Try it →
Show all lines from the records below in which the string "Google" is present.

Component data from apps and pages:
╔══

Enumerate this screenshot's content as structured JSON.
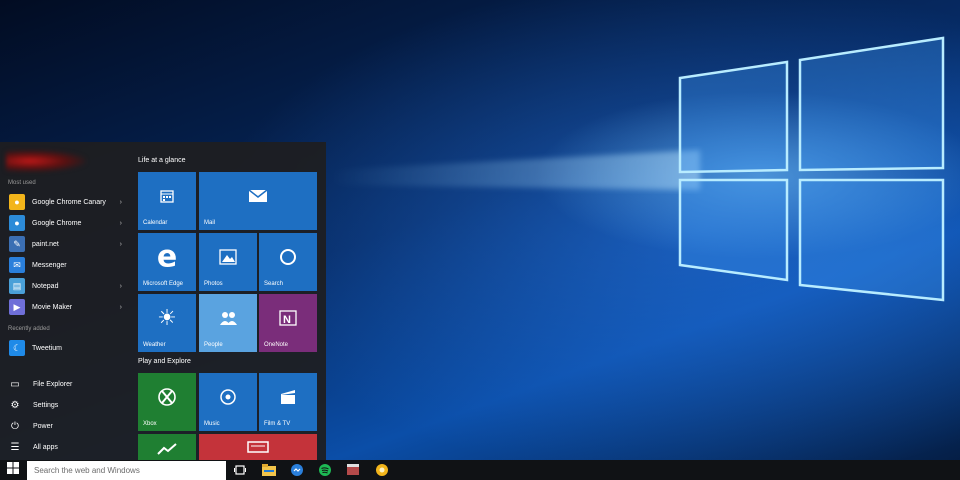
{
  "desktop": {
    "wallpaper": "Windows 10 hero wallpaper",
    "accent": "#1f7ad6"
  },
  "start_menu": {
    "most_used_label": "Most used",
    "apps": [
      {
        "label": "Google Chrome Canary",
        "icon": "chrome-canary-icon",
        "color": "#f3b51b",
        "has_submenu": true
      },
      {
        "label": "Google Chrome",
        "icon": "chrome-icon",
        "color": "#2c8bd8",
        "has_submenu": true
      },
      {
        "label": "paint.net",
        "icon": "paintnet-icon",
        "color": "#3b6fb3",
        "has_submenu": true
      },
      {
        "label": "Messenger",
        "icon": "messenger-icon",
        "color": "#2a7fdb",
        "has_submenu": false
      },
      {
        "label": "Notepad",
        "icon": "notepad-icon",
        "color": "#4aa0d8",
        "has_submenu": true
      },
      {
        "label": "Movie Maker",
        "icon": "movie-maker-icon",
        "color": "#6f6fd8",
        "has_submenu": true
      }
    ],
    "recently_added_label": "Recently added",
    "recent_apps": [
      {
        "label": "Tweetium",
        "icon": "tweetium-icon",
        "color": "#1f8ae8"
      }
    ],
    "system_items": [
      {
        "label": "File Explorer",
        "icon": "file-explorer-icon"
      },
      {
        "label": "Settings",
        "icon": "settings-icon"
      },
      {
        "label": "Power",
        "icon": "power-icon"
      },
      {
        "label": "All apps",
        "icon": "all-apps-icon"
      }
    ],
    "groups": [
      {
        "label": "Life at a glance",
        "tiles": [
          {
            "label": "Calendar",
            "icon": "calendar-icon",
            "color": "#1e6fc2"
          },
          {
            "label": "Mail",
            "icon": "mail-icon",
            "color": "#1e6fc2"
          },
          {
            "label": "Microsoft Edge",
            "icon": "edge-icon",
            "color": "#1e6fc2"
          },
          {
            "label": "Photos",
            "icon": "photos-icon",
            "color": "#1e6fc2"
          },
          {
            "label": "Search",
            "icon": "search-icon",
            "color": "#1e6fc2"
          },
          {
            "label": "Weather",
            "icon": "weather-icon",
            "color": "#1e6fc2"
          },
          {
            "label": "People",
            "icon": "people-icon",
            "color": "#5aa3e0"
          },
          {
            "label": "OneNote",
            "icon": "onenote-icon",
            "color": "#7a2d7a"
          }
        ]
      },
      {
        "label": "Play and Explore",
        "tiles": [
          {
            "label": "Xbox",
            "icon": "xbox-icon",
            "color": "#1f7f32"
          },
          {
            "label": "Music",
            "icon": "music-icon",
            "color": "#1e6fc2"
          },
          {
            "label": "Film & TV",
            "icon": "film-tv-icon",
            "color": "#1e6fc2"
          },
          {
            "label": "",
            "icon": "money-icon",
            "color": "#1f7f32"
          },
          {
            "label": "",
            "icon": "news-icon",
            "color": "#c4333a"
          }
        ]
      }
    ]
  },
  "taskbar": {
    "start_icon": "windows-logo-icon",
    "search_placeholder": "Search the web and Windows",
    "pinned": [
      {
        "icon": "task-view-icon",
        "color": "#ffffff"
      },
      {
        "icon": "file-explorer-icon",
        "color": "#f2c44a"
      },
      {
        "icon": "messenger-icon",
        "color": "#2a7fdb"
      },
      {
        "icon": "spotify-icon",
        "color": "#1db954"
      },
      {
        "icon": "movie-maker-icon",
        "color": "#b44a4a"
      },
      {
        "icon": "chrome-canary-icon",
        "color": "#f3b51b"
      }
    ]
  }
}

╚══

Exercise output →
        "label": "Google Chrome Canary",
        "label": "Google Chrome",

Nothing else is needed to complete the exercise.